Working from the entries that follow, retype each one without any alteration.
--- DATA Enclosed Below ---
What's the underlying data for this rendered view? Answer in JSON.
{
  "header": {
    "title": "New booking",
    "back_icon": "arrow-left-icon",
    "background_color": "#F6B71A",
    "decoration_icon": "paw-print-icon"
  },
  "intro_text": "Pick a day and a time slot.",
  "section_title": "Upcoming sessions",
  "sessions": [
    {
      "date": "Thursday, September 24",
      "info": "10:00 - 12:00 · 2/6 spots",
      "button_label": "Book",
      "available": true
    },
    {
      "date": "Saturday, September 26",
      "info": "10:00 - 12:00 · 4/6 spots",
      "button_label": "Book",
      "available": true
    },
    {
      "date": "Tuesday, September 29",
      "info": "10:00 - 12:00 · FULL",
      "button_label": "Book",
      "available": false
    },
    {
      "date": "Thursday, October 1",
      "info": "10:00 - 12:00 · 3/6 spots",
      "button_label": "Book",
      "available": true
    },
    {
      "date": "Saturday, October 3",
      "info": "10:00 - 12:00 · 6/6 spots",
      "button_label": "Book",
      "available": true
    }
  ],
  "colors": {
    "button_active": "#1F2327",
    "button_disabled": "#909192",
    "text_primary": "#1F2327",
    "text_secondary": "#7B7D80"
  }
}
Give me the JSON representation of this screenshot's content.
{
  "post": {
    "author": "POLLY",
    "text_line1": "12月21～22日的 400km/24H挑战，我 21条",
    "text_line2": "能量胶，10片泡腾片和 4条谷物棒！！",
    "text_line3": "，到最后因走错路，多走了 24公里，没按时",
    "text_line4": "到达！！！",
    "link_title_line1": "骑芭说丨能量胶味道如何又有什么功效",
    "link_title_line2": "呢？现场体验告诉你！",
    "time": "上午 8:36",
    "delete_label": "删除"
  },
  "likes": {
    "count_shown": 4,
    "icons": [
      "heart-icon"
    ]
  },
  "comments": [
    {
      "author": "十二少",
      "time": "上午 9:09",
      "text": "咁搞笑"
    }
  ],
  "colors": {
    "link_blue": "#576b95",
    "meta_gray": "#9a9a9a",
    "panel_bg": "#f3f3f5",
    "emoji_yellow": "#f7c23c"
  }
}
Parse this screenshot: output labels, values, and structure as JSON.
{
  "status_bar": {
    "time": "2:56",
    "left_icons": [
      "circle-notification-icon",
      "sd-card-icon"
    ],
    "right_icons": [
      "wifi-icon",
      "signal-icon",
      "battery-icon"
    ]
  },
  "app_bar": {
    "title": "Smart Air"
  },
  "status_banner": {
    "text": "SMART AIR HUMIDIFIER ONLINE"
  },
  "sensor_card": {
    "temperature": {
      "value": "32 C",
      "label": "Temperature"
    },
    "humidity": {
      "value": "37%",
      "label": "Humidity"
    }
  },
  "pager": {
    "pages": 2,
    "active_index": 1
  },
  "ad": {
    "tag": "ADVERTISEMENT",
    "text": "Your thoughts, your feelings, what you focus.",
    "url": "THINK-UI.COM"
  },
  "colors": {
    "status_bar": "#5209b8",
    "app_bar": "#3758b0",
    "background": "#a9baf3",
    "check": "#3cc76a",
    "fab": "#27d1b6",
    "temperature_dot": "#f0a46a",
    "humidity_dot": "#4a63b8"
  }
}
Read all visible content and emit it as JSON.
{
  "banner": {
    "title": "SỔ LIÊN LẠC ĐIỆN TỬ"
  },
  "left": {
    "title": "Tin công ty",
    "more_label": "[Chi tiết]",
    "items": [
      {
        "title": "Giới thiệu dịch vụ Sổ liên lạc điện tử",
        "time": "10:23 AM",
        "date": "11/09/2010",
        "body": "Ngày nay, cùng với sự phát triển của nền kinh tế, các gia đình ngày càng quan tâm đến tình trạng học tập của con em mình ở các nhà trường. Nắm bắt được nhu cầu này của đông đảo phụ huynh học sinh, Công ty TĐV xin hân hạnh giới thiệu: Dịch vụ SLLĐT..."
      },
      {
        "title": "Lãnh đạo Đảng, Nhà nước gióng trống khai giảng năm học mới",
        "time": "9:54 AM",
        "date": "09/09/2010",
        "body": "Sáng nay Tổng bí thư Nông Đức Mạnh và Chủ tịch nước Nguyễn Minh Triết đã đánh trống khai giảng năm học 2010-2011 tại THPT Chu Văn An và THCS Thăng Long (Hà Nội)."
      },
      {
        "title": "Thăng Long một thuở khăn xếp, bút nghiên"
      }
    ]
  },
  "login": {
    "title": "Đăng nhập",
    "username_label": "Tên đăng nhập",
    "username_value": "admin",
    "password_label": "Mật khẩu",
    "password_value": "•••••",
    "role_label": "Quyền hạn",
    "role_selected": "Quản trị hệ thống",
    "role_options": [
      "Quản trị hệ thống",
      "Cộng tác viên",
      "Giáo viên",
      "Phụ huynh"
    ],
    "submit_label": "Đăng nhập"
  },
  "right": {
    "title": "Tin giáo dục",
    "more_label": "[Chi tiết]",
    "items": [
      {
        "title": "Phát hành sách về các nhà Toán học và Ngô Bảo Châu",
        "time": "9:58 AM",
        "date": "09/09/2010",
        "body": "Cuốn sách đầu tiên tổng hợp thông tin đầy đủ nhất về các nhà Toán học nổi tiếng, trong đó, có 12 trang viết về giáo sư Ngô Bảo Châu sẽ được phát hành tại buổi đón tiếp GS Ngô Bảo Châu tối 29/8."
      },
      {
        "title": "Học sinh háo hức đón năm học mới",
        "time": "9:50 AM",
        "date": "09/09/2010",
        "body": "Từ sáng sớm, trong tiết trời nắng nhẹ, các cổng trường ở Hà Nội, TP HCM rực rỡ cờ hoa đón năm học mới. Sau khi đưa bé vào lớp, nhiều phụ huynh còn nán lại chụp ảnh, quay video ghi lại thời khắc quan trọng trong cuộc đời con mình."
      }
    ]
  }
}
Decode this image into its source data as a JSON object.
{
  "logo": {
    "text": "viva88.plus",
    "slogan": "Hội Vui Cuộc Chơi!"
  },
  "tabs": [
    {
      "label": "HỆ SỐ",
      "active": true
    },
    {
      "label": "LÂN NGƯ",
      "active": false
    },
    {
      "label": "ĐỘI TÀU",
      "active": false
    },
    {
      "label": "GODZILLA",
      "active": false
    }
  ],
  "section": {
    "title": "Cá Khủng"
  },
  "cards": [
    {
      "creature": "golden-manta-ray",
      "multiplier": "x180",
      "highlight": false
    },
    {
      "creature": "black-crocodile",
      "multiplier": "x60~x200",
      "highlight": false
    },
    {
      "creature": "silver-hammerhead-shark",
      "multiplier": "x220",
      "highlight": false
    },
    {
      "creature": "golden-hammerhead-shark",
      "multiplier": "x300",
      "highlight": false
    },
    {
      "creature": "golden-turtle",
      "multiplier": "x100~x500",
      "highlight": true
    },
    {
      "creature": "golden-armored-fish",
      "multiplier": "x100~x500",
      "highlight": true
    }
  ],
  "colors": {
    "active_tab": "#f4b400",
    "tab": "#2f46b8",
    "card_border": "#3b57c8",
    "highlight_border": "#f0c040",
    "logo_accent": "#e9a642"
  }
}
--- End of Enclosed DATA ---
▶ [PROBLEM SOLUTION]
What's the underlying data for this rendered view? Answer in JSON.
{
  "header": {
    "title": "New booking",
    "back_icon": "arrow-left-icon",
    "background_color": "#F6B71A",
    "decoration_icon": "paw-print-icon"
  },
  "intro_text": "Pick a day and a time slot.",
  "section_title": "Upcoming sessions",
  "sessions": [
    {
      "date": "Thursday, September 24",
      "info": "10:00 - 12:00 · 2/6 spots",
      "button_label": "Book",
      "available": true
    },
    {
      "date": "Saturday, September 26",
      "info": "10:00 - 12:00 · 4/6 spots",
      "button_label": "Book",
      "available": true
    },
    {
      "date": "Tuesday, September 29",
      "info": "10:00 - 12:00 · FULL",
      "button_label": "Book",
      "available": false
    },
    {
      "date": "Thursday, October 1",
      "info": "10:00 - 12:00 · 3/6 spots",
      "button_label": "Book",
      "available": true
    },
    {
      "date": "Saturday, October 3",
      "info": "10:00 - 12:00 · 6/6 spots",
      "button_label": "Book",
      "available": true
    }
  ],
  "colors": {
    "button_active": "#1F2327",
    "button_disabled": "#909192",
    "text_primary": "#1F2327",
    "text_secondary": "#7B7D80"
  }
}
Give me the JSON representation of this screenshot's content.
{
  "post": {
    "author": "POLLY",
    "text_line1": "12月21～22日的 400km/24H挑战，我 21条",
    "text_line2": "能量胶，10片泡腾片和 4条谷物棒！！",
    "text_line3": "，到最后因走错路，多走了 24公里，没按时",
    "text_line4": "到达！！！",
    "link_title_line1": "骑芭说丨能量胶味道如何又有什么功效",
    "link_title_line2": "呢？现场体验告诉你！",
    "time": "上午 8:36",
    "delete_label": "删除"
  },
  "likes": {
    "count_shown": 4,
    "icons": [
      "heart-icon"
    ]
  },
  "comments": [
    {
      "author": "十二少",
      "time": "上午 9:09",
      "text": "咁搞笑"
    }
  ],
  "colors": {
    "link_blue": "#576b95",
    "meta_gray": "#9a9a9a",
    "panel_bg": "#f3f3f5",
    "emoji_yellow": "#f7c23c"
  }
}
Parse this screenshot: output labels, values, and structure as JSON.
{
  "status_bar": {
    "time": "2:56",
    "left_icons": [
      "circle-notification-icon",
      "sd-card-icon"
    ],
    "right_icons": [
      "wifi-icon",
      "signal-icon",
      "battery-icon"
    ]
  },
  "app_bar": {
    "title": "Smart Air"
  },
  "status_banner": {
    "text": "SMART AIR HUMIDIFIER ONLINE"
  },
  "sensor_card": {
    "temperature": {
      "value": "32 C",
      "label": "Temperature"
    },
    "humidity": {
      "value": "37%",
      "label": "Humidity"
    }
  },
  "pager": {
    "pages": 2,
    "active_index": 1
  },
  "ad": {
    "tag": "ADVERTISEMENT",
    "text": "Your thoughts, your feelings, what you focus.",
    "url": "THINK-UI.COM"
  },
  "colors": {
    "status_bar": "#5209b8",
    "app_bar": "#3758b0",
    "background": "#a9baf3",
    "check": "#3cc76a",
    "fab": "#27d1b6",
    "temperature_dot": "#f0a46a",
    "humidity_dot": "#4a63b8"
  }
}
Read all visible content and emit it as JSON.
{
  "banner": {
    "title": "SỔ LIÊN LẠC ĐIỆN TỬ"
  },
  "left": {
    "title": "Tin công ty",
    "more_label": "[Chi tiết]",
    "items": [
      {
        "title": "Giới thiệu dịch vụ Sổ liên lạc điện tử",
        "time": "10:23 AM",
        "date": "11/09/2010",
        "body": "Ngày nay, cùng với sự phát triển của nền kinh tế, các gia đình ngày càng quan tâm đến tình trạng học tập của con em mình ở các nhà trường. Nắm bắt được nhu cầu này của đông đảo phụ huynh học sinh, Công ty TĐV xin hân hạnh giới thiệu: Dịch vụ SLLĐT..."
      },
      {
        "title": "Lãnh đạo Đảng, Nhà nước gióng trống khai giảng năm học mới",
        "time": "9:54 AM",
        "date": "09/09/2010",
        "body": "Sáng nay Tổng bí thư Nông Đức Mạnh và Chủ tịch nước Nguyễn Minh Triết đã đánh trống khai giảng năm học 2010-2011 tại THPT Chu Văn An và THCS Thăng Long (Hà Nội)."
      },
      {
        "title": "Thăng Long một thuở khăn xếp, bút nghiên"
      }
    ]
  },
  "login": {
    "title": "Đăng nhập",
    "username_label": "Tên đăng nhập",
    "username_value": "admin",
    "password_label": "Mật khẩu",
    "password_value": "•••••",
    "role_label": "Quyền hạn",
    "role_selected": "Quản trị hệ thống",
    "role_options": [
      "Quản trị hệ thống",
      "Cộng tác viên",
      "Giáo viên",
      "Phụ huynh"
    ],
    "submit_label": "Đăng nhập"
  },
  "right": {
    "title": "Tin giáo dục",
    "more_label": "[Chi tiết]",
    "items": [
      {
        "title": "Phát hành sách về các nhà Toán học và Ngô Bảo Châu",
        "time": "9:58 AM",
        "date": "09/09/2010",
        "body": "Cuốn sách đầu tiên tổng hợp thông tin đầy đủ nhất về các nhà Toán học nổi tiếng, trong đó, có 12 trang viết về giáo sư Ngô Bảo Châu sẽ được phát hành tại buổi đón tiếp GS Ngô Bảo Châu tối 29/8."
      },
      {
        "title": "Học sinh háo hức đón năm học mới",
        "time": "9:50 AM",
        "date": "09/09/2010",
        "body": "Từ sáng sớm, trong tiết trời nắng nhẹ, các cổng trường ở Hà Nội, TP HCM rực rỡ cờ hoa đón năm học mới. Sau khi đưa bé vào lớp, nhiều phụ huynh còn nán lại chụp ảnh, quay video ghi lại thời khắc quan trọng trong cuộc đời con mình."
      }
    ]
  }
}
Decode this image into its source data as a JSON object.
{
  "logo": {
    "text": "viva88.plus",
    "slogan": "Hội Vui Cuộc Chơi!"
  },
  "tabs": [
    {
      "label": "HỆ SỐ",
      "active": true
    },
    {
      "label": "LÂN NGƯ",
      "active": false
    },
    {
      "label": "ĐỘI TÀU",
      "active": false
    },
    {
      "label": "GODZILLA",
      "active": false
    }
  ],
  "section": {
    "title": "Cá Khủng"
  },
  "cards": [
    {
      "creature": "golden-manta-ray",
      "multiplier": "x180",
      "highlight": false
    },
    {
      "creature": "black-crocodile",
      "multiplier": "x60~x200",
      "highlight": false
    },
    {
      "creature": "silver-hammerhead-shark",
      "multiplier": "x220",
      "highlight": false
    },
    {
      "creature": "golden-hammerhead-shark",
      "multiplier": "x300",
      "highlight": false
    },
    {
      "creature": "golden-turtle",
      "multiplier": "x100~x500",
      "highlight": true
    },
    {
      "creature": "golden-armored-fish",
      "multiplier": "x100~x500",
      "highlight": true
    }
  ],
  "colors": {
    "active_tab": "#f4b400",
    "tab": "#2f46b8",
    "card_border": "#3b57c8",
    "highlight_border": "#f0c040",
    "logo_accent": "#e9a642"
  }
}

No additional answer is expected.